» **Extracted material**
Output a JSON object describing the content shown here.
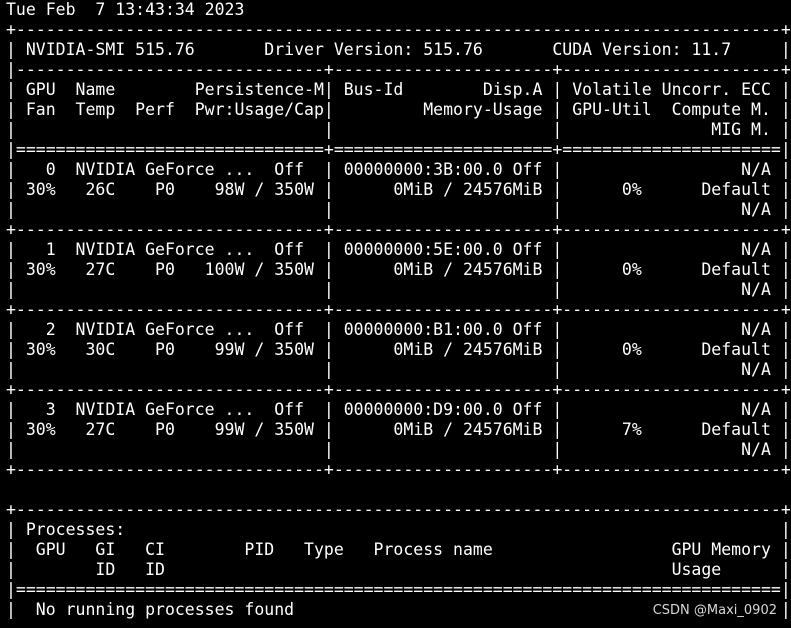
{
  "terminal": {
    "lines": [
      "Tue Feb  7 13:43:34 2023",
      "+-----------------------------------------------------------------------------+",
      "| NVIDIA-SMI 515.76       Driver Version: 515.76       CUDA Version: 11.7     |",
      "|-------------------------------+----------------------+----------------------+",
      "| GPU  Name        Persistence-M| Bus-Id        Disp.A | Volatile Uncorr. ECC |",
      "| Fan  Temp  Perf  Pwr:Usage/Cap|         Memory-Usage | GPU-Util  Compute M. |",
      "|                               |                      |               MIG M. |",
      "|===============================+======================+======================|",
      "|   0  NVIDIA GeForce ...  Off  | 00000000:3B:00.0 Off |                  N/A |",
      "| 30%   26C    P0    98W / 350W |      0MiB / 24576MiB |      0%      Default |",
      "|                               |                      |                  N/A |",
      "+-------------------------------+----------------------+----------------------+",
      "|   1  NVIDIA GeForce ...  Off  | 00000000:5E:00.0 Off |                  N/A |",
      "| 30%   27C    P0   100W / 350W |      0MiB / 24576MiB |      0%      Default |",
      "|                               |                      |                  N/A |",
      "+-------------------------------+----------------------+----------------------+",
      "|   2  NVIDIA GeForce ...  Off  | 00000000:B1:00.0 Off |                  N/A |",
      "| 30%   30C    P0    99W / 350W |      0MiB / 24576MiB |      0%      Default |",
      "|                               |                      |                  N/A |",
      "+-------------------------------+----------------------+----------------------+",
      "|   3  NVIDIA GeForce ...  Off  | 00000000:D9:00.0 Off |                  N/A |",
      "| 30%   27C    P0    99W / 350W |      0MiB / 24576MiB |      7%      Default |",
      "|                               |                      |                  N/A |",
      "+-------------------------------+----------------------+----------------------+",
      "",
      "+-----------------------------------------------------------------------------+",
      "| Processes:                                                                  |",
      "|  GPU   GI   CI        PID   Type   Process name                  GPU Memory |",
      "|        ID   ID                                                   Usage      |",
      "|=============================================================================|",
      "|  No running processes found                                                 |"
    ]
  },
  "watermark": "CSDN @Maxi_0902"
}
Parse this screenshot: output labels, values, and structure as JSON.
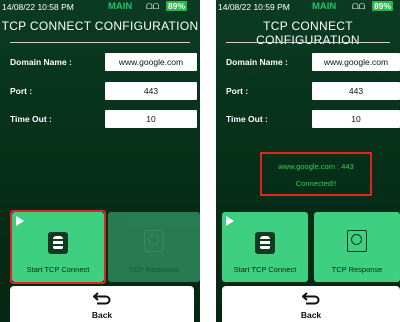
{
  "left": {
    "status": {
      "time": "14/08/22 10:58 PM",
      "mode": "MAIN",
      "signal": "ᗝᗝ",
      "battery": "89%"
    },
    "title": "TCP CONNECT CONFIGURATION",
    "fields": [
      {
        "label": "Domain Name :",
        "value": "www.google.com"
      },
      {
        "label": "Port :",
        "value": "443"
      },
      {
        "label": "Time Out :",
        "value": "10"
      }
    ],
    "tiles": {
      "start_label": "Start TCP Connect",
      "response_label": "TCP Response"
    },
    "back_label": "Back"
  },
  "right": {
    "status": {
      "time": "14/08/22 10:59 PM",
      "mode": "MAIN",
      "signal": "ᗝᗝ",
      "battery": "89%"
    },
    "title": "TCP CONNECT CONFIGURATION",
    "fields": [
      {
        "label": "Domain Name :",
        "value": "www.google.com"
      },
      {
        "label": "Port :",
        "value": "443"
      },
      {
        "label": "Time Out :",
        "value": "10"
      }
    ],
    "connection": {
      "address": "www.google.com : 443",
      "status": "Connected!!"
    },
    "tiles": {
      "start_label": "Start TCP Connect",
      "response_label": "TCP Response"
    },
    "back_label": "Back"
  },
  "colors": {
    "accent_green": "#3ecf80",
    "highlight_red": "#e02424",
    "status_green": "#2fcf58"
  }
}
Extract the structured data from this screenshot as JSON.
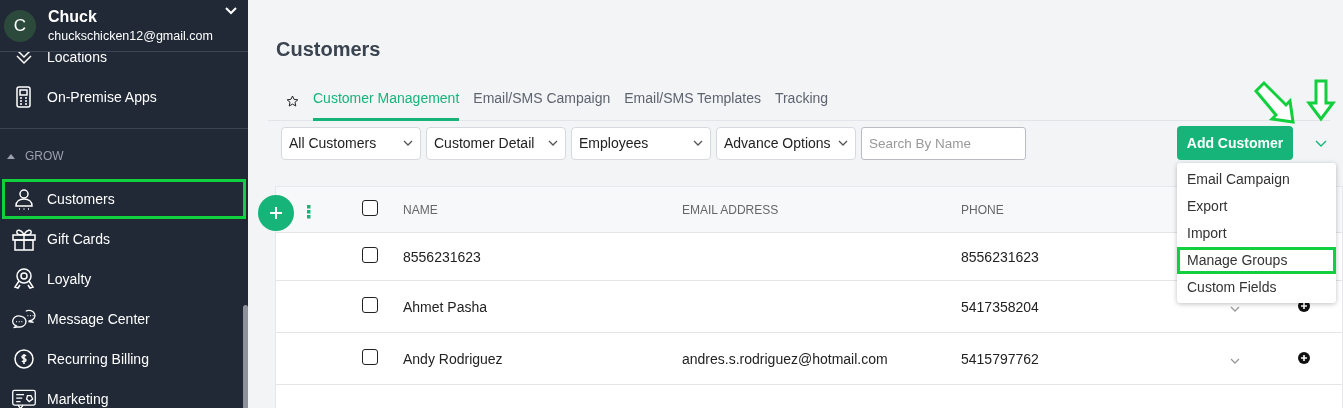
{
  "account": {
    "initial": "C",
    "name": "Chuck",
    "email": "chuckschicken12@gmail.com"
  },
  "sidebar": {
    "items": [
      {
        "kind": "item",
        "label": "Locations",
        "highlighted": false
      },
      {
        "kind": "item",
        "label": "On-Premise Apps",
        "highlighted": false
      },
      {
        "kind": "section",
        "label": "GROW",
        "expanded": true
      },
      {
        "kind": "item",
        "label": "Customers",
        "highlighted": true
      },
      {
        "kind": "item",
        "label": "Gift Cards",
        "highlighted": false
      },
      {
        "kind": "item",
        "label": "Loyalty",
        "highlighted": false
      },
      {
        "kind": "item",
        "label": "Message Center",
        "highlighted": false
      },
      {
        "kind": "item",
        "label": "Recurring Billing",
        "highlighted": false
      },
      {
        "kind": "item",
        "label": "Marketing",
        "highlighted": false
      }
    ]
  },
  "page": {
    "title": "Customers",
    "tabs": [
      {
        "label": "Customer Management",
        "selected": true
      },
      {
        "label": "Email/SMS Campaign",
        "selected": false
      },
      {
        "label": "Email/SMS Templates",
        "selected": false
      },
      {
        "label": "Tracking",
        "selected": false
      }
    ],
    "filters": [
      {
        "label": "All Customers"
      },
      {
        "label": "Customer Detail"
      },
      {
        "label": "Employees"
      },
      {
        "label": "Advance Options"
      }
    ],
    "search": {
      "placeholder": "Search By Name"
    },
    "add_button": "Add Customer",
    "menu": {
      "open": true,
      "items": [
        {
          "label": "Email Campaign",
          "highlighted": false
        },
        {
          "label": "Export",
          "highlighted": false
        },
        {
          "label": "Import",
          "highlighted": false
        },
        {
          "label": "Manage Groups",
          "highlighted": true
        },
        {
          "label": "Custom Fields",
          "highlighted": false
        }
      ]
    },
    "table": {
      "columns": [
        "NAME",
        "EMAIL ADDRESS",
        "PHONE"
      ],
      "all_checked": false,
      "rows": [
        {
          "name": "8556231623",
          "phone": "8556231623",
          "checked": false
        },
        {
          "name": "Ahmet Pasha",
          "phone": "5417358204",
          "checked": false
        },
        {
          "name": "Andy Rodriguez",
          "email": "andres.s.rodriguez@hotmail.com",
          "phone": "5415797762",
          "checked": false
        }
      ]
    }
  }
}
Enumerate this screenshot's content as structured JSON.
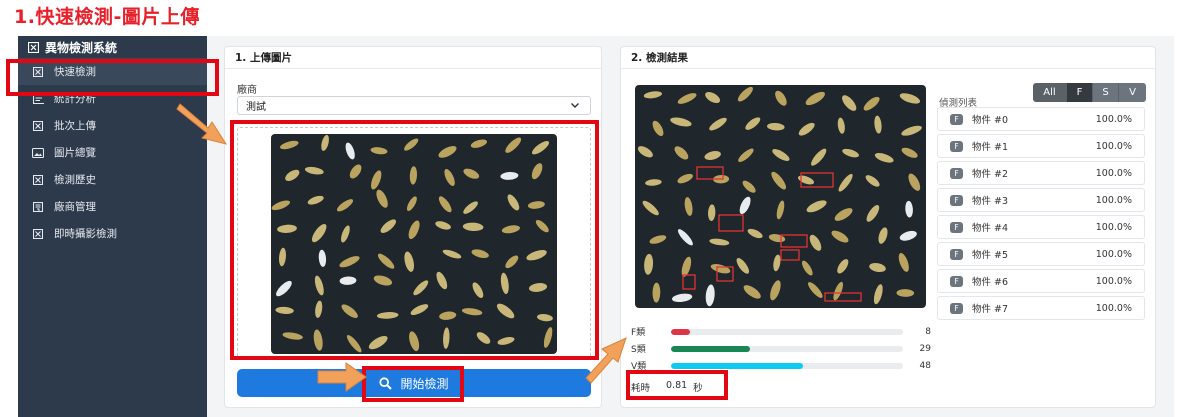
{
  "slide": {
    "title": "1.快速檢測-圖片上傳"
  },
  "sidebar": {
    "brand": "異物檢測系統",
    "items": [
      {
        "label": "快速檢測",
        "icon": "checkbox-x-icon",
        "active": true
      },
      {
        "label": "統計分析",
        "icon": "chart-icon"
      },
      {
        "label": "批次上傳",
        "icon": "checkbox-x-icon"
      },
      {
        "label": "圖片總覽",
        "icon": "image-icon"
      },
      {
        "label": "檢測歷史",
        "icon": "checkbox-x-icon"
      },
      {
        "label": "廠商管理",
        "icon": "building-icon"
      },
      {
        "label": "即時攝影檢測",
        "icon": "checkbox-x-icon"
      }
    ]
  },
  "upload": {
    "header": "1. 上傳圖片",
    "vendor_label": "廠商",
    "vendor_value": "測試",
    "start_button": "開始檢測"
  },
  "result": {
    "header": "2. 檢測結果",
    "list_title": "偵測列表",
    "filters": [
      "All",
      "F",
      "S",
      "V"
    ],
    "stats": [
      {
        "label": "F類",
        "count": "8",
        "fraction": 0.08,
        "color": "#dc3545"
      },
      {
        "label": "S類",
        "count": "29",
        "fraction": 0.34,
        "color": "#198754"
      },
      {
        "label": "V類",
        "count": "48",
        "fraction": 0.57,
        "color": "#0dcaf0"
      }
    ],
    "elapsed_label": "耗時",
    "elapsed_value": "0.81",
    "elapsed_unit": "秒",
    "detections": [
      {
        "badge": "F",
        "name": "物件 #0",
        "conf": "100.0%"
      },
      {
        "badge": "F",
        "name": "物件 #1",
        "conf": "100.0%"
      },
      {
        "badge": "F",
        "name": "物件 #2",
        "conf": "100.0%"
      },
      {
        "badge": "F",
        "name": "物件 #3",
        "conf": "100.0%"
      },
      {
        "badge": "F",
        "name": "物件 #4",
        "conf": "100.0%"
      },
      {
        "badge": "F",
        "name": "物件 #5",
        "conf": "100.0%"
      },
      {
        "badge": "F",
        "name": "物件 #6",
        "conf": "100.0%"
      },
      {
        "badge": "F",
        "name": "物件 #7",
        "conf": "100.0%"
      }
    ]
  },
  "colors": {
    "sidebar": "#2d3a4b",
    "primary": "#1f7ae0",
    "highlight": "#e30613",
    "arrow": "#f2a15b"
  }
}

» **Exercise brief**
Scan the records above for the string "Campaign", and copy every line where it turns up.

» **The completed task**
        "label": "Email/SMS Campaign",
          "label": "Email Campaign",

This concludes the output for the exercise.